- Opening Delimiter -

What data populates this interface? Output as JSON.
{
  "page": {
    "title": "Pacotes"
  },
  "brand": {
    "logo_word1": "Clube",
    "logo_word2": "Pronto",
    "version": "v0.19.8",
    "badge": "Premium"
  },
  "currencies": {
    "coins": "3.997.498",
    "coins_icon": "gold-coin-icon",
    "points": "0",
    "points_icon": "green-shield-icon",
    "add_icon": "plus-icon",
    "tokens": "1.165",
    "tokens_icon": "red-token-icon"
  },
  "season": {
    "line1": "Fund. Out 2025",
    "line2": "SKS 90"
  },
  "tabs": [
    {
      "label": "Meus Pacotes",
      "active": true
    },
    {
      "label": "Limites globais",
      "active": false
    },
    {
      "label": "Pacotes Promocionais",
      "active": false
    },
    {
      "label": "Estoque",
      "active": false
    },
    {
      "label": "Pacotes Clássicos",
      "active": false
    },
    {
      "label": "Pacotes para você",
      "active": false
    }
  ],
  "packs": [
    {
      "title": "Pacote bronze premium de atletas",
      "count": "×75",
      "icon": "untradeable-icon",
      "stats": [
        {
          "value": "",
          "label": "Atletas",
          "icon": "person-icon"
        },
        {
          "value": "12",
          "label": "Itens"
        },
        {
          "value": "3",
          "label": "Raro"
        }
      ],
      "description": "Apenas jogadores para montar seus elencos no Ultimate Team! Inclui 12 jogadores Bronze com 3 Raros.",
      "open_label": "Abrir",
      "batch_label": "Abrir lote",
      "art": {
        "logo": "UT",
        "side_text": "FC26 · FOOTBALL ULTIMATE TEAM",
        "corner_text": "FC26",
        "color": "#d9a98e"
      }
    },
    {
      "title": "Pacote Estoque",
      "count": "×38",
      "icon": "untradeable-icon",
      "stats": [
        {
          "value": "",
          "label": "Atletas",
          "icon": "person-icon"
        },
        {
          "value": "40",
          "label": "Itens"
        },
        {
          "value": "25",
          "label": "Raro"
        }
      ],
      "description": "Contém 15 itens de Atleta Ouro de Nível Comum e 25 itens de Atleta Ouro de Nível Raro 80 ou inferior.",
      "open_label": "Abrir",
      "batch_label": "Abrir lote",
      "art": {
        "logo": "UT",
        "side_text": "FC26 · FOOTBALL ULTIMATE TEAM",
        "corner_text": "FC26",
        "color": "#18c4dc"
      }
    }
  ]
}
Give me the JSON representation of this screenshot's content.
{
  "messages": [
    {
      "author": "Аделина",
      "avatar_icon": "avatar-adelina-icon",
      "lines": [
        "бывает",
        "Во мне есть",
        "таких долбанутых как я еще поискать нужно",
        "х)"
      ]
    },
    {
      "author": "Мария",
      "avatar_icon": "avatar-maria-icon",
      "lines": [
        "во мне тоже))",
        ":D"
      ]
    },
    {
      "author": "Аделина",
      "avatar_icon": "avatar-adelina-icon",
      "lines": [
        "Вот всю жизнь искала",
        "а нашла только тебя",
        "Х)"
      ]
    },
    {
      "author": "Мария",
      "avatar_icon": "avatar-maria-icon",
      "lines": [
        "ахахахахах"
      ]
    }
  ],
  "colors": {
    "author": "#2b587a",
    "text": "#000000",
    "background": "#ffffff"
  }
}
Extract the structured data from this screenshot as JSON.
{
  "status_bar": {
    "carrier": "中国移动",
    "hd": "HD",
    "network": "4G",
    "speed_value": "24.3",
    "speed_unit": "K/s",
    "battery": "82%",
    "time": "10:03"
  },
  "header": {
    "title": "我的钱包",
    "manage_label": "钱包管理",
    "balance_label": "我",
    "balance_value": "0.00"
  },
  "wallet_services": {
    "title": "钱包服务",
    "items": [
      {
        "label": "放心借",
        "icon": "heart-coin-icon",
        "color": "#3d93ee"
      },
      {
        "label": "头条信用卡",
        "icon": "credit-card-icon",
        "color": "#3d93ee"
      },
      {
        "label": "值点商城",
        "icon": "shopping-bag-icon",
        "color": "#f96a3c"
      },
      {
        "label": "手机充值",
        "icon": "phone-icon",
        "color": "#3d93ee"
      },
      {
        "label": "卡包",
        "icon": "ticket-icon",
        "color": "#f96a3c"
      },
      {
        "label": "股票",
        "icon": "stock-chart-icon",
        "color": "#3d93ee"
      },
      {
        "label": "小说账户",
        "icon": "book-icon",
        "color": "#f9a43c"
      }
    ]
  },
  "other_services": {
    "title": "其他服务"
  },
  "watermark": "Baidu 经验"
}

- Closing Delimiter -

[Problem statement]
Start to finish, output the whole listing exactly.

[Reply]
What data populates this interface? Output as JSON.
{
  "page": {
    "title": "Pacotes"
  },
  "brand": {
    "logo_word1": "Clube",
    "logo_word2": "Pronto",
    "version": "v0.19.8",
    "badge": "Premium"
  },
  "currencies": {
    "coins": "3.997.498",
    "coins_icon": "gold-coin-icon",
    "points": "0",
    "points_icon": "green-shield-icon",
    "add_icon": "plus-icon",
    "tokens": "1.165",
    "tokens_icon": "red-token-icon"
  },
  "season": {
    "line1": "Fund. Out 2025",
    "line2": "SKS 90"
  },
  "tabs": [
    {
      "label": "Meus Pacotes",
      "active": true
    },
    {
      "label": "Limites globais",
      "active": false
    },
    {
      "label": "Pacotes Promocionais",
      "active": false
    },
    {
      "label": "Estoque",
      "active": false
    },
    {
      "label": "Pacotes Clássicos",
      "active": false
    },
    {
      "label": "Pacotes para você",
      "active": false
    }
  ],
  "packs": [
    {
      "title": "Pacote bronze premium de atletas",
      "count": "×75",
      "icon": "untradeable-icon",
      "stats": [
        {
          "value": "",
          "label": "Atletas",
          "icon": "person-icon"
        },
        {
          "value": "12",
          "label": "Itens"
        },
        {
          "value": "3",
          "label": "Raro"
        }
      ],
      "description": "Apenas jogadores para montar seus elencos no Ultimate Team! Inclui 12 jogadores Bronze com 3 Raros.",
      "open_label": "Abrir",
      "batch_label": "Abrir lote",
      "art": {
        "logo": "UT",
        "side_text": "FC26 · FOOTBALL ULTIMATE TEAM",
        "corner_text": "FC26",
        "color": "#d9a98e"
      }
    },
    {
      "title": "Pacote Estoque",
      "count": "×38",
      "icon": "untradeable-icon",
      "stats": [
        {
          "value": "",
          "label": "Atletas",
          "icon": "person-icon"
        },
        {
          "value": "40",
          "label": "Itens"
        },
        {
          "value": "25",
          "label": "Raro"
        }
      ],
      "description": "Contém 15 itens de Atleta Ouro de Nível Comum e 25 itens de Atleta Ouro de Nível Raro 80 ou inferior.",
      "open_label": "Abrir",
      "batch_label": "Abrir lote",
      "art": {
        "logo": "UT",
        "side_text": "FC26 · FOOTBALL ULTIMATE TEAM",
        "corner_text": "FC26",
        "color": "#18c4dc"
      }
    }
  ]
}
Give me the JSON representation of this screenshot's content.
{
  "messages": [
    {
      "author": "Аделина",
      "avatar_icon": "avatar-adelina-icon",
      "lines": [
        "бывает",
        "Во мне есть",
        "таких долбанутых как я еще поискать нужно",
        "х)"
      ]
    },
    {
      "author": "Мария",
      "avatar_icon": "avatar-maria-icon",
      "lines": [
        "во мне тоже))",
        ":D"
      ]
    },
    {
      "author": "Аделина",
      "avatar_icon": "avatar-adelina-icon",
      "lines": [
        "Вот всю жизнь искала",
        "а нашла только тебя",
        "Х)"
      ]
    },
    {
      "author": "Мария",
      "avatar_icon": "avatar-maria-icon",
      "lines": [
        "ахахахахах"
      ]
    }
  ],
  "colors": {
    "author": "#2b587a",
    "text": "#000000",
    "background": "#ffffff"
  }
}
Extract the structured data from this screenshot as JSON.
{
  "status_bar": {
    "carrier": "中国移动",
    "hd": "HD",
    "network": "4G",
    "speed_value": "24.3",
    "speed_unit": "K/s",
    "battery": "82%",
    "time": "10:03"
  },
  "header": {
    "title": "我的钱包",
    "manage_label": "钱包管理",
    "balance_label": "我",
    "balance_value": "0.00"
  },
  "wallet_services": {
    "title": "钱包服务",
    "items": [
      {
        "label": "放心借",
        "icon": "heart-coin-icon",
        "color": "#3d93ee"
      },
      {
        "label": "头条信用卡",
        "icon": "credit-card-icon",
        "color": "#3d93ee"
      },
      {
        "label": "值点商城",
        "icon": "shopping-bag-icon",
        "color": "#f96a3c"
      },
      {
        "label": "手机充值",
        "icon": "phone-icon",
        "color": "#3d93ee"
      },
      {
        "label": "卡包",
        "icon": "ticket-icon",
        "color": "#f96a3c"
      },
      {
        "label": "股票",
        "icon": "stock-chart-icon",
        "color": "#3d93ee"
      },
      {
        "label": "小说账户",
        "icon": "book-icon",
        "color": "#f9a43c"
      }
    ]
  },
  "other_services": {
    "title": "其他服务"
  },
  "watermark": "Baidu 经验"
}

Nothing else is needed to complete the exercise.